As the Nigerian army rescues more and more women from captivity from the Islamic jihadist group Boko Haram, abortion-rights groups have swooped in, seeking to instrumentalize the crisis to advance their agenda of abortion and population control.
Since abortion is illegal in most of Nigeria, except to save the pregnant woman’s life, abortion rights advocates view the present crisis as a perfect opportunity to push Nigeria to change those laws, using the violated women as an excuse.
Serra Sippel, for instance, president of the Center for Health and Gender Equity, suggests that the U.S. government and NGOs could “put pressure on the Nigerian government to bring its laws into accord with the Maputo Protocol and offer resources for rape survivors to obtain a full range of reproductive health care services,” including abortion.

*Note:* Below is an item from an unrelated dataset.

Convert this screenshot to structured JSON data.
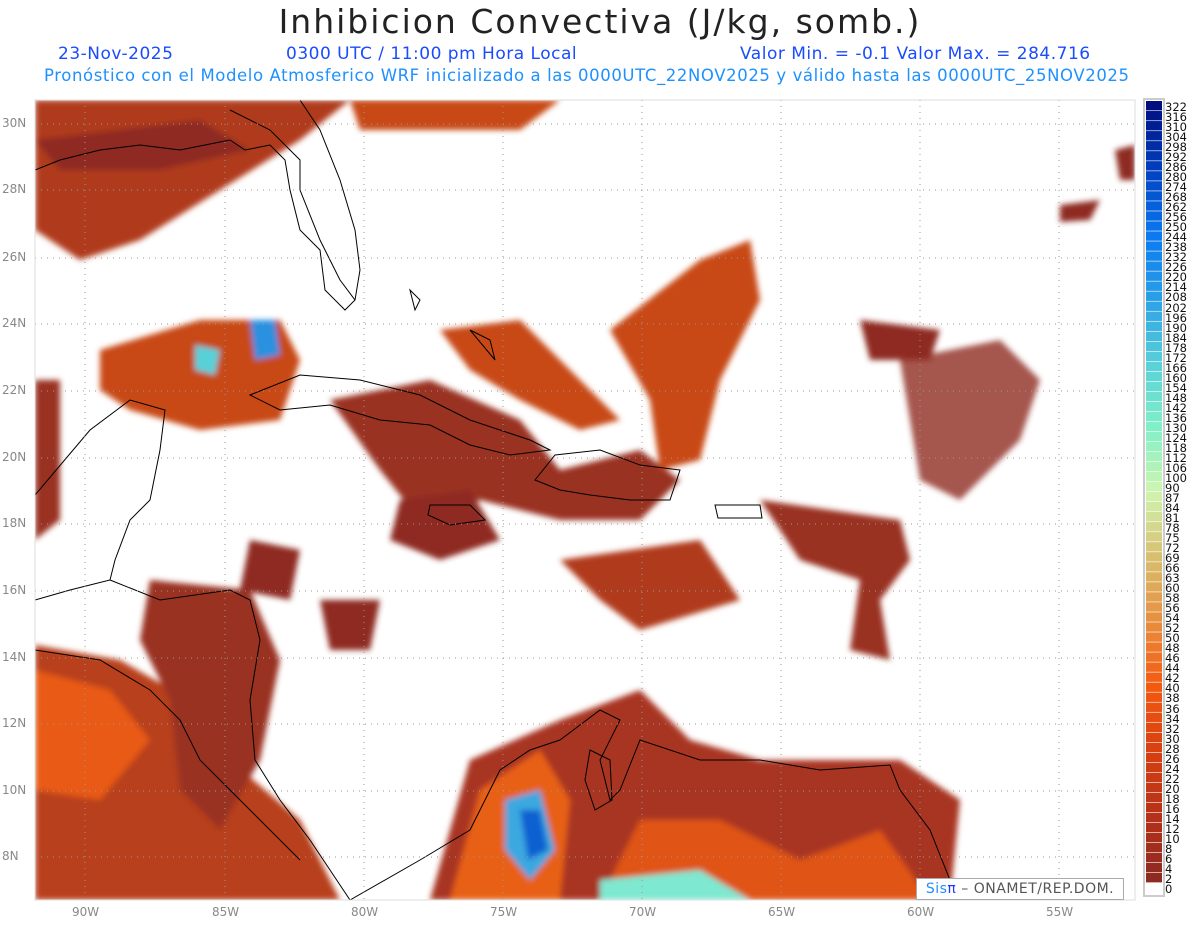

The Maputo Protocol is an African Union treaty instrument that calls for the legalization of abortion for any woman at any point in pregnancy, even in the ninth month.
Writing for Cosmopolitan, abortion-rights advocate Jill Filipovic laments the lack of “public pressure by high-profile NGOs or governments to push the Nigerian government to allow abortion services for rape survivors.”

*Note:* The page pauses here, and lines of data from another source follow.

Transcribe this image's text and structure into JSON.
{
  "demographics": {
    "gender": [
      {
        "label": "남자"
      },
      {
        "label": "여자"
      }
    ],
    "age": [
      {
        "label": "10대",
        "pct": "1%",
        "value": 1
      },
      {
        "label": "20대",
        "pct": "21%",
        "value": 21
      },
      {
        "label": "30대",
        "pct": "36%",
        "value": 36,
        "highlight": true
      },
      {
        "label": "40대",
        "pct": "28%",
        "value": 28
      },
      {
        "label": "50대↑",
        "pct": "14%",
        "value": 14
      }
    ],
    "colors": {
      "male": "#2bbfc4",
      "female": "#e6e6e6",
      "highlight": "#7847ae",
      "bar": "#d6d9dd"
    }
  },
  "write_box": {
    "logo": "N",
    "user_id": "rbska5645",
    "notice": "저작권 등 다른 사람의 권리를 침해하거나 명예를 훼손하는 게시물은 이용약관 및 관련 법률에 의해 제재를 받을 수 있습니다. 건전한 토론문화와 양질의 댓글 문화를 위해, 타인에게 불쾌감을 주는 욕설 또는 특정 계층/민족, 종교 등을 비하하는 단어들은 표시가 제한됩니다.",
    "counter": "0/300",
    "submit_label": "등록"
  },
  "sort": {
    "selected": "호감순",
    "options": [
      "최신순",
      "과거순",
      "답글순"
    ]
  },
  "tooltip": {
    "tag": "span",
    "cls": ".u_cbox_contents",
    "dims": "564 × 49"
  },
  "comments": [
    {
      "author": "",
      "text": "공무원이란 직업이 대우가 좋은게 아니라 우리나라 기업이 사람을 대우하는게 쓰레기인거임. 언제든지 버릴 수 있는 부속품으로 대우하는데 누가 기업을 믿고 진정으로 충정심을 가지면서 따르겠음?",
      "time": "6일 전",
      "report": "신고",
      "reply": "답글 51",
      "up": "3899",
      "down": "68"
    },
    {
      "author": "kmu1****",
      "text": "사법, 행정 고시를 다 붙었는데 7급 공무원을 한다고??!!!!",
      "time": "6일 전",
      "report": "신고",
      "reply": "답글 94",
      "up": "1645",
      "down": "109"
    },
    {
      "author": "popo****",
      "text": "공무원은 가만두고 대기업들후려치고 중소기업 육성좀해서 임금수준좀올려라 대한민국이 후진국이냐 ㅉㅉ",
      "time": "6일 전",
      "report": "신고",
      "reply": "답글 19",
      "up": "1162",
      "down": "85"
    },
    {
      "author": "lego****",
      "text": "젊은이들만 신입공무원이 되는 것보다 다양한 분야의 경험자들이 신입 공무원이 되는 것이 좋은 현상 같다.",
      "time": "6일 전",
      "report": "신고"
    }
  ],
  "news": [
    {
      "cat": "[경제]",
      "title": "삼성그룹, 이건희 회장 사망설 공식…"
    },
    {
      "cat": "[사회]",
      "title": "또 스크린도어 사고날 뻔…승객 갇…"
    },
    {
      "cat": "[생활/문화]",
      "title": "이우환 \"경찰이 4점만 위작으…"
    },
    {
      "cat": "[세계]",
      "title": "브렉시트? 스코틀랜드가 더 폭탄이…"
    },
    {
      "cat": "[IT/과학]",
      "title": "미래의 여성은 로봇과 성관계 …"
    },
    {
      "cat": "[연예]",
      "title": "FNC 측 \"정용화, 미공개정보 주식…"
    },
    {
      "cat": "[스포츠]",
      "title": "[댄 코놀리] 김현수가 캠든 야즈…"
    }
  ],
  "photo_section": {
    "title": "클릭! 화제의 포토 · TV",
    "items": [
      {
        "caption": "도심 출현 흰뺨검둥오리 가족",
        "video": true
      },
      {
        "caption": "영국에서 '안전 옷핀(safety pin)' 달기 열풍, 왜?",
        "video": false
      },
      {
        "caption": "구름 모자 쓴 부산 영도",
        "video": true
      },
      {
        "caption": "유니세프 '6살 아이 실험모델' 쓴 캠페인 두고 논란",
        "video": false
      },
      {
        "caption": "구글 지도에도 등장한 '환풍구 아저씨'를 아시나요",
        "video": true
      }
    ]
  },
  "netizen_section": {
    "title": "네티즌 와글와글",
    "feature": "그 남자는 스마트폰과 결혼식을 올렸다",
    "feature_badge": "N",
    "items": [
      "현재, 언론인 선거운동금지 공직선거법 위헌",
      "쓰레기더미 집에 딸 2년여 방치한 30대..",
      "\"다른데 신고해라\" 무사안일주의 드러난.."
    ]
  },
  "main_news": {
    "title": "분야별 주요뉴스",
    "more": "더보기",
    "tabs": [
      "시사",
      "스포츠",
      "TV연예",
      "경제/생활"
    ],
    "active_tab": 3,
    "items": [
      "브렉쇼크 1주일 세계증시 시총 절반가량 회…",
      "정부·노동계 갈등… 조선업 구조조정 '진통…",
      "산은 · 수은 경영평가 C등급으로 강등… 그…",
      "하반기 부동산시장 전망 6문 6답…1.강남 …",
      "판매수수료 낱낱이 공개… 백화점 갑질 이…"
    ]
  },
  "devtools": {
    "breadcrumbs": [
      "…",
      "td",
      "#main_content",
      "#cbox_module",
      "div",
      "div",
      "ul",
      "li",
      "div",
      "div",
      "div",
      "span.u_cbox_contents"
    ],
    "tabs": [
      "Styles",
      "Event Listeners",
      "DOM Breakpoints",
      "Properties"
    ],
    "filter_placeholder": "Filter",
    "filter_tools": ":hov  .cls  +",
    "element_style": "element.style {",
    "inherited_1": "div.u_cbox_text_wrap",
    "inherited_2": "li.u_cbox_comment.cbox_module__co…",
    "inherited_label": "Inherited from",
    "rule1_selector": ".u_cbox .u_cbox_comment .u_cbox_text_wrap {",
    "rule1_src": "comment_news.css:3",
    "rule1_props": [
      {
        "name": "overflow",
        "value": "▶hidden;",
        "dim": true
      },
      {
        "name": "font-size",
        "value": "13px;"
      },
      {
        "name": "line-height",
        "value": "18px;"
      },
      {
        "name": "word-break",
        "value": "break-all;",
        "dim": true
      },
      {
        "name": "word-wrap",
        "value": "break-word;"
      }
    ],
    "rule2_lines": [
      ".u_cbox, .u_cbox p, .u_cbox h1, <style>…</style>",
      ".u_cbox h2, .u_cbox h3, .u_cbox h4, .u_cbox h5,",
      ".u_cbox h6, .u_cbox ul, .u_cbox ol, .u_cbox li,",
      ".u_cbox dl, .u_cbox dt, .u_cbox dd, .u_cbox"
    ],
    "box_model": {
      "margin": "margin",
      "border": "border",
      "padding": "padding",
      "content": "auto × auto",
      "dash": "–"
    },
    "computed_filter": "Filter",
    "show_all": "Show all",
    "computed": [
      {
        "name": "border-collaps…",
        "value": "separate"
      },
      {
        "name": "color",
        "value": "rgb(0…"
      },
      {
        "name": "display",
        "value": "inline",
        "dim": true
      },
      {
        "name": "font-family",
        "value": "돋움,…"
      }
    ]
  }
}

The Nigerian newspaper Vanguard reported that of the women and girls rescued by the Nigerian Army, as many as 214 are pregnant.

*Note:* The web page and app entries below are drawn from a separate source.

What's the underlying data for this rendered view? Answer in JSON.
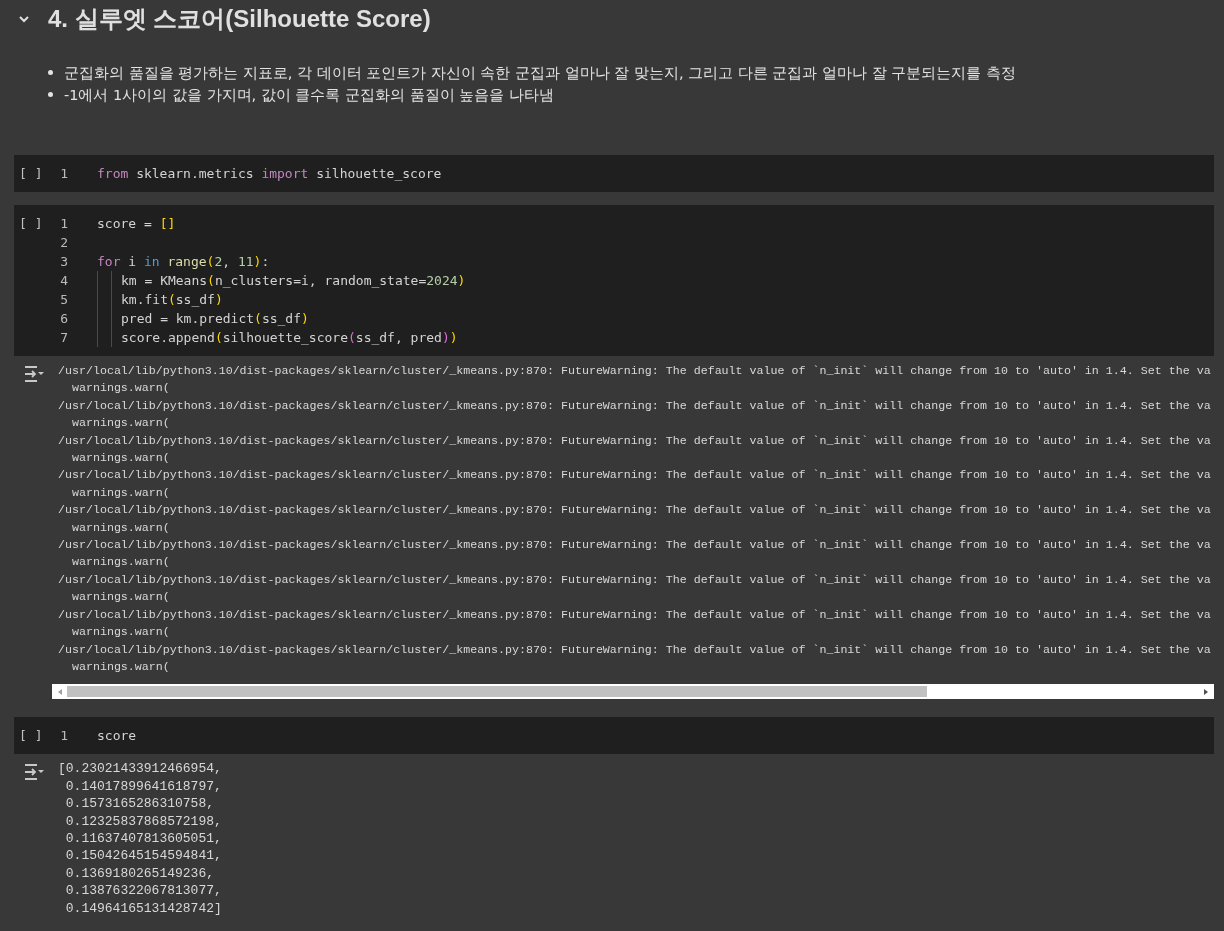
{
  "section": {
    "title": "4. 실루엣 스코어(Silhouette Score)",
    "expanded": true,
    "bullets": [
      "군집화의 품질을 평가하는 지표로, 각 데이터 포인트가 자신이 속한 군집과 얼마나 잘 맞는지, 그리고 다른 군집과 얼마나 잘 구분되는지를 측정",
      "-1에서 1사이의 값을 가지며, 값이 클수록 군집화의 품질이 높음을 나타냄"
    ]
  },
  "cells": [
    {
      "run_label": "[ ]",
      "lines": [
        {
          "number": "1",
          "tokens": [
            {
              "text": "from",
              "kind": "keyword"
            },
            {
              "text": " sklearn.metrics ",
              "kind": "plain"
            },
            {
              "text": "import",
              "kind": "keyword"
            },
            {
              "text": " silhouette_score",
              "kind": "plain"
            }
          ]
        }
      ]
    },
    {
      "run_label": "[ ]",
      "lines": [
        {
          "number": "1",
          "tokens": [
            {
              "text": "score = ",
              "kind": "plain"
            },
            {
              "text": "[]",
              "kind": "bracket"
            }
          ]
        },
        {
          "number": "2"
        },
        {
          "number": "3",
          "tokens": [
            {
              "text": "for",
              "kind": "keyword"
            },
            {
              "text": " i ",
              "kind": "plain"
            },
            {
              "text": "in",
              "kind": "operator"
            },
            {
              "text": " range",
              "kind": "function"
            },
            {
              "text": "(",
              "kind": "bracket"
            },
            {
              "text": "2",
              "kind": "number"
            },
            {
              "text": ", ",
              "kind": "plain"
            },
            {
              "text": "11",
              "kind": "number"
            },
            {
              "text": ")",
              "kind": "bracket"
            },
            {
              "text": ":",
              "kind": "plain"
            }
          ]
        },
        {
          "number": "4",
          "indented": true,
          "tokens": [
            {
              "text": "km = KMeans",
              "kind": "plain"
            },
            {
              "text": "(",
              "kind": "bracket"
            },
            {
              "text": "n_clusters=i, random_state=",
              "kind": "plain"
            },
            {
              "text": "2024",
              "kind": "number"
            },
            {
              "text": ")",
              "kind": "bracket"
            }
          ]
        },
        {
          "number": "5",
          "indented": true,
          "tokens": [
            {
              "text": "km.fit",
              "kind": "plain"
            },
            {
              "text": "(",
              "kind": "bracket"
            },
            {
              "text": "ss_df",
              "kind": "plain"
            },
            {
              "text": ")",
              "kind": "bracket"
            }
          ]
        },
        {
          "number": "6",
          "indented": true,
          "tokens": [
            {
              "text": "pred = km.predict",
              "kind": "plain"
            },
            {
              "text": "(",
              "kind": "bracket"
            },
            {
              "text": "ss_df",
              "kind": "plain"
            },
            {
              "text": ")",
              "kind": "bracket"
            }
          ]
        },
        {
          "number": "7",
          "indented": true,
          "tokens": [
            {
              "text": "score.append",
              "kind": "plain"
            },
            {
              "text": "(",
              "kind": "bracket"
            },
            {
              "text": "silhouette_score",
              "kind": "plain"
            },
            {
              "text": "(",
              "kind": "bracket2"
            },
            {
              "text": "ss_df, pred",
              "kind": "plain"
            },
            {
              "text": ")",
              "kind": "bracket2"
            },
            {
              "text": ")",
              "kind": "bracket"
            }
          ]
        }
      ],
      "output": {
        "scrollable": true,
        "lines": [
          "/usr/local/lib/python3.10/dist-packages/sklearn/cluster/_kmeans.py:870: FutureWarning: The default value of `n_init` will change from 10 to 'auto' in 1.4. Set the va",
          "  warnings.warn(",
          "/usr/local/lib/python3.10/dist-packages/sklearn/cluster/_kmeans.py:870: FutureWarning: The default value of `n_init` will change from 10 to 'auto' in 1.4. Set the va",
          "  warnings.warn(",
          "/usr/local/lib/python3.10/dist-packages/sklearn/cluster/_kmeans.py:870: FutureWarning: The default value of `n_init` will change from 10 to 'auto' in 1.4. Set the va",
          "  warnings.warn(",
          "/usr/local/lib/python3.10/dist-packages/sklearn/cluster/_kmeans.py:870: FutureWarning: The default value of `n_init` will change from 10 to 'auto' in 1.4. Set the va",
          "  warnings.warn(",
          "/usr/local/lib/python3.10/dist-packages/sklearn/cluster/_kmeans.py:870: FutureWarning: The default value of `n_init` will change from 10 to 'auto' in 1.4. Set the va",
          "  warnings.warn(",
          "/usr/local/lib/python3.10/dist-packages/sklearn/cluster/_kmeans.py:870: FutureWarning: The default value of `n_init` will change from 10 to 'auto' in 1.4. Set the va",
          "  warnings.warn(",
          "/usr/local/lib/python3.10/dist-packages/sklearn/cluster/_kmeans.py:870: FutureWarning: The default value of `n_init` will change from 10 to 'auto' in 1.4. Set the va",
          "  warnings.warn(",
          "/usr/local/lib/python3.10/dist-packages/sklearn/cluster/_kmeans.py:870: FutureWarning: The default value of `n_init` will change from 10 to 'auto' in 1.4. Set the va",
          "  warnings.warn(",
          "/usr/local/lib/python3.10/dist-packages/sklearn/cluster/_kmeans.py:870: FutureWarning: The default value of `n_init` will change from 10 to 'auto' in 1.4. Set the va",
          "  warnings.warn("
        ]
      }
    },
    {
      "run_label": "[ ]",
      "lines": [
        {
          "number": "1",
          "tokens": [
            {
              "text": "score",
              "kind": "plain"
            }
          ]
        }
      ],
      "output": {
        "scrollable": false,
        "lines": [
          "[0.23021433912466954,",
          " 0.14017899641618797,",
          " 0.1573165286310758,",
          " 0.12325837868572198,",
          " 0.11637407813605051,",
          " 0.15042645154594841,",
          " 0.1369180265149236,",
          " 0.13876322067813077,",
          " 0.14964165131428742]"
        ]
      }
    }
  ]
}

Though Nigeria has already lost 13,000 innocent civilian lives to the violence of Boko Haram, the United Nations Population Fund (UNFPA) and other abortion advocates see an opportunity to reduce the population still further by aborting the children now being carried by victims of Islamist sexual violence.
Although Nigeria has one of the highest maternal mortality rates in the world, with women there facing a 1 in 13 chance of dying while pregnant or in childbirth, abortion activists would rather eliminate maternity than work to make it safer.
Answering violence with violence seems second nature to groups like UNFPA, which also has given millions of dollars to support China’s population control policies. Fortunately, there are others who see this tragic irony for what it is.
The Anglican Bishop of the Diocese of Lagos West, the Rev. James Olusola Odedeji, has condemned calls for abortion to be carried out on the pregnant girls recently released from Boko Haram captivity.
The Catholic Bishop Emmanuel Badejo also denounced the Obama administration for failing to come to the aid of Nigeria because of its refusal to change its laws, including its stance on abortion.
“The United States actually said it would help Nigeria with Boko Haram only if we modify our laws concerning homosexuality, family planning, and birth control,” he said.
The Society for the Protection of Unborn Children (SPUC), a pro-life association with an outreach to Africa, said it was disturbed by the presence of the United Nations Population Fund claiming to offer “counseling” to the freed women who are pregnant.
“UNFPA,” SPUC said in a statement, “is one of the leading international groups promoting abortion in the developing world. It is sending huge numbers of reproductive health kits to displacement camps in Nigeria where women rescued from Boko Haram have been taken.”
The group said it fears “that these emotionally vulnerable, malnourished women will be pressured into aborting their babies.”
In a bizarre twist, some abortion activists have complained that if women are not helped to abort their children, they may do harm to them later.
Ratidzai Ndhlovu, a UNFPA representative, said that she heard a report of “at least one young girl who gave birth to the baby of her Boko Haram rapist and wanted nothing to do with the child; counselors, fearing she may harm the baby or herself, removed the child from her care and placed it in an orphanage.”
As heartwrenching as this story is, to advocate immediate lethal harm as a remedy for avoiding possible future harm seems to defy logic.
Follow Thomas D. Williams on Twitter @tdwilliamsrome.